* _Work task_
Among the lines below, how many carry the string "Outdoor"? Reply with a number and nothing else.
*** Block opens ***
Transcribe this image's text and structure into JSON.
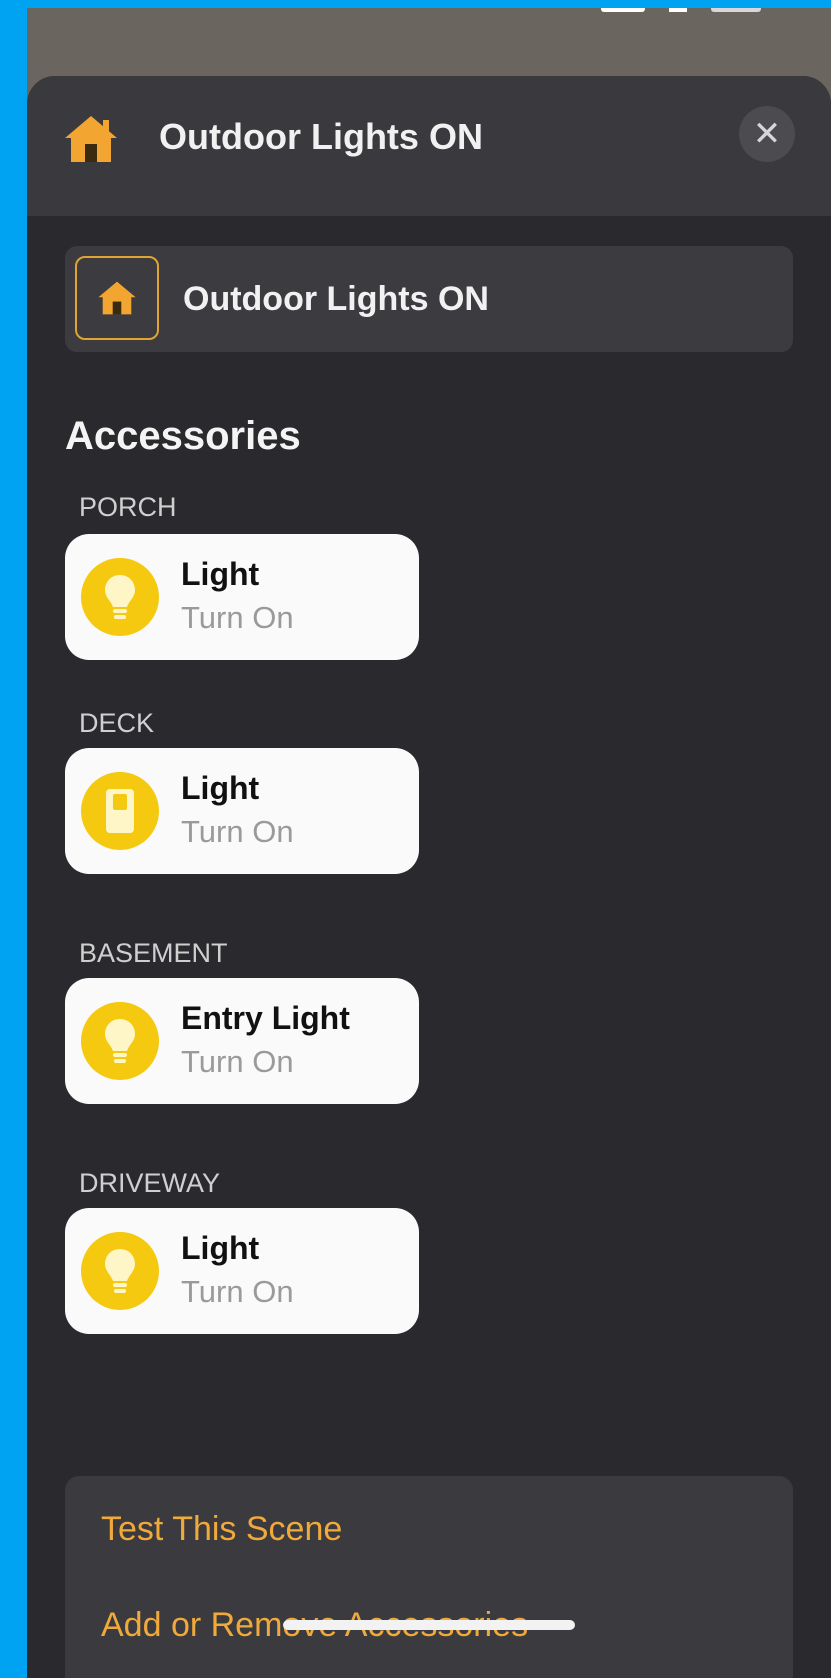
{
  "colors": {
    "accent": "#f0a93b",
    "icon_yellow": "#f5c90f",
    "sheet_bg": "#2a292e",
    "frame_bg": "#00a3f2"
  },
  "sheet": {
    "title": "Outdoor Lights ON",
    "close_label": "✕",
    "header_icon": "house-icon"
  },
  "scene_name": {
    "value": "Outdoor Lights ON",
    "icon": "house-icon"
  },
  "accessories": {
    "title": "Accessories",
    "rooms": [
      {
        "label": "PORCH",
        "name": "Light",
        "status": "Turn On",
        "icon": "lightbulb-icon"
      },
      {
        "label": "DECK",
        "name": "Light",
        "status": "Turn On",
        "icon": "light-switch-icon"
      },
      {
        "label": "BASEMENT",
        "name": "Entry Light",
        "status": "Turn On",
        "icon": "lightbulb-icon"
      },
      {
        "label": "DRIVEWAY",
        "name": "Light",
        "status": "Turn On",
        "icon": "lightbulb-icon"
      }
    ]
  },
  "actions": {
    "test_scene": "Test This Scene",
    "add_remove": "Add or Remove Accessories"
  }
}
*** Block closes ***
* _Result_
2